Dataset rows describing interfaces:
::::::::

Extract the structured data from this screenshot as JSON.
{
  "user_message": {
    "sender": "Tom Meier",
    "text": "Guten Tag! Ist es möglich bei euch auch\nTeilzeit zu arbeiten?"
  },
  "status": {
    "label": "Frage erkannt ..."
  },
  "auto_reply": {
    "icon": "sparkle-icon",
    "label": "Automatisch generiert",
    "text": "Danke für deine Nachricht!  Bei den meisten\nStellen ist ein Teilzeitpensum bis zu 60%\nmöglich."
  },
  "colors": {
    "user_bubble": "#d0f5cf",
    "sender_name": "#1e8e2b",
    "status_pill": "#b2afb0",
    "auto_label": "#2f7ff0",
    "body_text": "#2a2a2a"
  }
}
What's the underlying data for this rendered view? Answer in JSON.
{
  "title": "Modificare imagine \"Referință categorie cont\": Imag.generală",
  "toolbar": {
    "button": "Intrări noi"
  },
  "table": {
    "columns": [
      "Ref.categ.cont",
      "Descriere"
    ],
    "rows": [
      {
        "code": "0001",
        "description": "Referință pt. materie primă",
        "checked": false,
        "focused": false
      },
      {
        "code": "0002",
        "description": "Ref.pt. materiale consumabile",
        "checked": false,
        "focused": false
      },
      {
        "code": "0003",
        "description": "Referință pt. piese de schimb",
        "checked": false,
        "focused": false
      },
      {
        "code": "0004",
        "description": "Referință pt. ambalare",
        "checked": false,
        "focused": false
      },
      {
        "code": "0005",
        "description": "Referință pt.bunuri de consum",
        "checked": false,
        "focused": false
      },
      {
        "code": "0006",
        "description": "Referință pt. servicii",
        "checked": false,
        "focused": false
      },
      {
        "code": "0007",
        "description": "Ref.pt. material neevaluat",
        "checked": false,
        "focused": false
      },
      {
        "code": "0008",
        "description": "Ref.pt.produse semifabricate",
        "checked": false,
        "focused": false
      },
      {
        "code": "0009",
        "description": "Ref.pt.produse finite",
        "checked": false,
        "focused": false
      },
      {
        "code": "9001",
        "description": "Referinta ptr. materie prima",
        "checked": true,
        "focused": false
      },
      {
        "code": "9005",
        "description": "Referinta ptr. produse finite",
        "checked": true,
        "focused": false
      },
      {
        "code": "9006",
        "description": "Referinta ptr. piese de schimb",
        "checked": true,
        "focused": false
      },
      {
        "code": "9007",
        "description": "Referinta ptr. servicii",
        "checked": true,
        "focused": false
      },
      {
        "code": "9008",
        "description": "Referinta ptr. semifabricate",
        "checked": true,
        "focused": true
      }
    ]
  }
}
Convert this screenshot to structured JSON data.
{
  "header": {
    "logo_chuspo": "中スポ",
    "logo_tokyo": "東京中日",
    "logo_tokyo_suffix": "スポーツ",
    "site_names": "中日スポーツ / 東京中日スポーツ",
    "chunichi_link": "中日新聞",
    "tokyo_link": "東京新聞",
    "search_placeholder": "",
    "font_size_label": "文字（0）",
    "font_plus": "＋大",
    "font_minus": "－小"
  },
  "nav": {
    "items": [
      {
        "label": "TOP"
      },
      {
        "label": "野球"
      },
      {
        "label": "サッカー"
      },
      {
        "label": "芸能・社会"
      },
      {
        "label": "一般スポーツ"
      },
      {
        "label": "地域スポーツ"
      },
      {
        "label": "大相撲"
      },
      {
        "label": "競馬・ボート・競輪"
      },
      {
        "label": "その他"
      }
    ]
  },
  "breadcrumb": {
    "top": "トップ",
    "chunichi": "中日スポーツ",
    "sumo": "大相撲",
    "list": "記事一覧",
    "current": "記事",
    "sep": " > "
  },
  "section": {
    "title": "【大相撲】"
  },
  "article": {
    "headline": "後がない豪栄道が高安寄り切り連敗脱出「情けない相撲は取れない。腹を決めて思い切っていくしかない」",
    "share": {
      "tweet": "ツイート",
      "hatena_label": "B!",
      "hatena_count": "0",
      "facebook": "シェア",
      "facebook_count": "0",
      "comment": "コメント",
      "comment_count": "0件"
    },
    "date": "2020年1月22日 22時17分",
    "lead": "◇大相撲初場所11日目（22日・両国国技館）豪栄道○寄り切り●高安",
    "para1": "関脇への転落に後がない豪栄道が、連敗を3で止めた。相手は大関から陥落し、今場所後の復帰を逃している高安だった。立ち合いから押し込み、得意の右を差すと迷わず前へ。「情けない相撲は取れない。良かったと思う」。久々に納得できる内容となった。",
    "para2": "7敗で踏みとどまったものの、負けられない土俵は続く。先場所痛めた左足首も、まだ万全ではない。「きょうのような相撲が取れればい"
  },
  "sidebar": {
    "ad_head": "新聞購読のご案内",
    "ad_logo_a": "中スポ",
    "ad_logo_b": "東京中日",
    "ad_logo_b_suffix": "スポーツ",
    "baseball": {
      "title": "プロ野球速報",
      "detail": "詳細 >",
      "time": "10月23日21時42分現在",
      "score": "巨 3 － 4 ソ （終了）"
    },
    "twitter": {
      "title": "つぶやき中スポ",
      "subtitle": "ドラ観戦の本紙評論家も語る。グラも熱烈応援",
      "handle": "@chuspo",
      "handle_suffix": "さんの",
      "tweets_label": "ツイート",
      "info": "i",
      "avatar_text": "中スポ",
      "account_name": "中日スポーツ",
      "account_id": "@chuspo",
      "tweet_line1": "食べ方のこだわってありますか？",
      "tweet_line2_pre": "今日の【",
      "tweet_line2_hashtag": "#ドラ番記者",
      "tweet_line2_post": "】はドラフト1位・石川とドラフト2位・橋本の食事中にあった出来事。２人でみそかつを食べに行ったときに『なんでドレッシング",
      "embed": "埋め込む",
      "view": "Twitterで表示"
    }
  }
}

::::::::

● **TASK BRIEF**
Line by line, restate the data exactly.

● **RESULT OF THIS EXERCISE**
Extract the structured data from this screenshot as JSON.
{
  "user_message": {
    "sender": "Tom Meier",
    "text": "Guten Tag! Ist es möglich bei euch auch\nTeilzeit zu arbeiten?"
  },
  "status": {
    "label": "Frage erkannt ..."
  },
  "auto_reply": {
    "icon": "sparkle-icon",
    "label": "Automatisch generiert",
    "text": "Danke für deine Nachricht!  Bei den meisten\nStellen ist ein Teilzeitpensum bis zu 60%\nmöglich."
  },
  "colors": {
    "user_bubble": "#d0f5cf",
    "sender_name": "#1e8e2b",
    "status_pill": "#b2afb0",
    "auto_label": "#2f7ff0",
    "body_text": "#2a2a2a"
  }
}
What's the underlying data for this rendered view? Answer in JSON.
{
  "title": "Modificare imagine \"Referință categorie cont\": Imag.generală",
  "toolbar": {
    "button": "Intrări noi"
  },
  "table": {
    "columns": [
      "Ref.categ.cont",
      "Descriere"
    ],
    "rows": [
      {
        "code": "0001",
        "description": "Referință pt. materie primă",
        "checked": false,
        "focused": false
      },
      {
        "code": "0002",
        "description": "Ref.pt. materiale consumabile",
        "checked": false,
        "focused": false
      },
      {
        "code": "0003",
        "description": "Referință pt. piese de schimb",
        "checked": false,
        "focused": false
      },
      {
        "code": "0004",
        "description": "Referință pt. ambalare",
        "checked": false,
        "focused": false
      },
      {
        "code": "0005",
        "description": "Referință pt.bunuri de consum",
        "checked": false,
        "focused": false
      },
      {
        "code": "0006",
        "description": "Referință pt. servicii",
        "checked": false,
        "focused": false
      },
      {
        "code": "0007",
        "description": "Ref.pt. material neevaluat",
        "checked": false,
        "focused": false
      },
      {
        "code": "0008",
        "description": "Ref.pt.produse semifabricate",
        "checked": false,
        "focused": false
      },
      {
        "code": "0009",
        "description": "Ref.pt.produse finite",
        "checked": false,
        "focused": false
      },
      {
        "code": "9001",
        "description": "Referinta ptr. materie prima",
        "checked": true,
        "focused": false
      },
      {
        "code": "9005",
        "description": "Referinta ptr. produse finite",
        "checked": true,
        "focused": false
      },
      {
        "code": "9006",
        "description": "Referinta ptr. piese de schimb",
        "checked": true,
        "focused": false
      },
      {
        "code": "9007",
        "description": "Referinta ptr. servicii",
        "checked": true,
        "focused": false
      },
      {
        "code": "9008",
        "description": "Referinta ptr. semifabricate",
        "checked": true,
        "focused": true
      }
    ]
  }
}
Convert this screenshot to structured JSON data.
{
  "header": {
    "logo_chuspo": "中スポ",
    "logo_tokyo": "東京中日",
    "logo_tokyo_suffix": "スポーツ",
    "site_names": "中日スポーツ / 東京中日スポーツ",
    "chunichi_link": "中日新聞",
    "tokyo_link": "東京新聞",
    "search_placeholder": "",
    "font_size_label": "文字（0）",
    "font_plus": "＋大",
    "font_minus": "－小"
  },
  "nav": {
    "items": [
      {
        "label": "TOP"
      },
      {
        "label": "野球"
      },
      {
        "label": "サッカー"
      },
      {
        "label": "芸能・社会"
      },
      {
        "label": "一般スポーツ"
      },
      {
        "label": "地域スポーツ"
      },
      {
        "label": "大相撲"
      },
      {
        "label": "競馬・ボート・競輪"
      },
      {
        "label": "その他"
      }
    ]
  },
  "breadcrumb": {
    "top": "トップ",
    "chunichi": "中日スポーツ",
    "sumo": "大相撲",
    "list": "記事一覧",
    "current": "記事",
    "sep": " > "
  },
  "section": {
    "title": "【大相撲】"
  },
  "article": {
    "headline": "後がない豪栄道が高安寄り切り連敗脱出「情けない相撲は取れない。腹を決めて思い切っていくしかない」",
    "share": {
      "tweet": "ツイート",
      "hatena_label": "B!",
      "hatena_count": "0",
      "facebook": "シェア",
      "facebook_count": "0",
      "comment": "コメント",
      "comment_count": "0件"
    },
    "date": "2020年1月22日 22時17分",
    "lead": "◇大相撲初場所11日目（22日・両国国技館）豪栄道○寄り切り●高安",
    "para1": "関脇への転落に後がない豪栄道が、連敗を3で止めた。相手は大関から陥落し、今場所後の復帰を逃している高安だった。立ち合いから押し込み、得意の右を差すと迷わず前へ。「情けない相撲は取れない。良かったと思う」。久々に納得できる内容となった。",
    "para2": "7敗で踏みとどまったものの、負けられない土俵は続く。先場所痛めた左足首も、まだ万全ではない。「きょうのような相撲が取れればい"
  },
  "sidebar": {
    "ad_head": "新聞購読のご案内",
    "ad_logo_a": "中スポ",
    "ad_logo_b": "東京中日",
    "ad_logo_b_suffix": "スポーツ",
    "baseball": {
      "title": "プロ野球速報",
      "detail": "詳細 >",
      "time": "10月23日21時42分現在",
      "score": "巨 3 － 4 ソ （終了）"
    },
    "twitter": {
      "title": "つぶやき中スポ",
      "subtitle": "ドラ観戦の本紙評論家も語る。グラも熱烈応援",
      "handle": "@chuspo",
      "handle_suffix": "さんの",
      "tweets_label": "ツイート",
      "info": "i",
      "avatar_text": "中スポ",
      "account_name": "中日スポーツ",
      "account_id": "@chuspo",
      "tweet_line1": "食べ方のこだわってありますか？",
      "tweet_line2_pre": "今日の【",
      "tweet_line2_hashtag": "#ドラ番記者",
      "tweet_line2_post": "】はドラフト1位・石川とドラフト2位・橋本の食事中にあった出来事。２人でみそかつを食べに行ったときに『なんでドレッシング",
      "embed": "埋め込む",
      "view": "Twitterで表示"
    }
  }
}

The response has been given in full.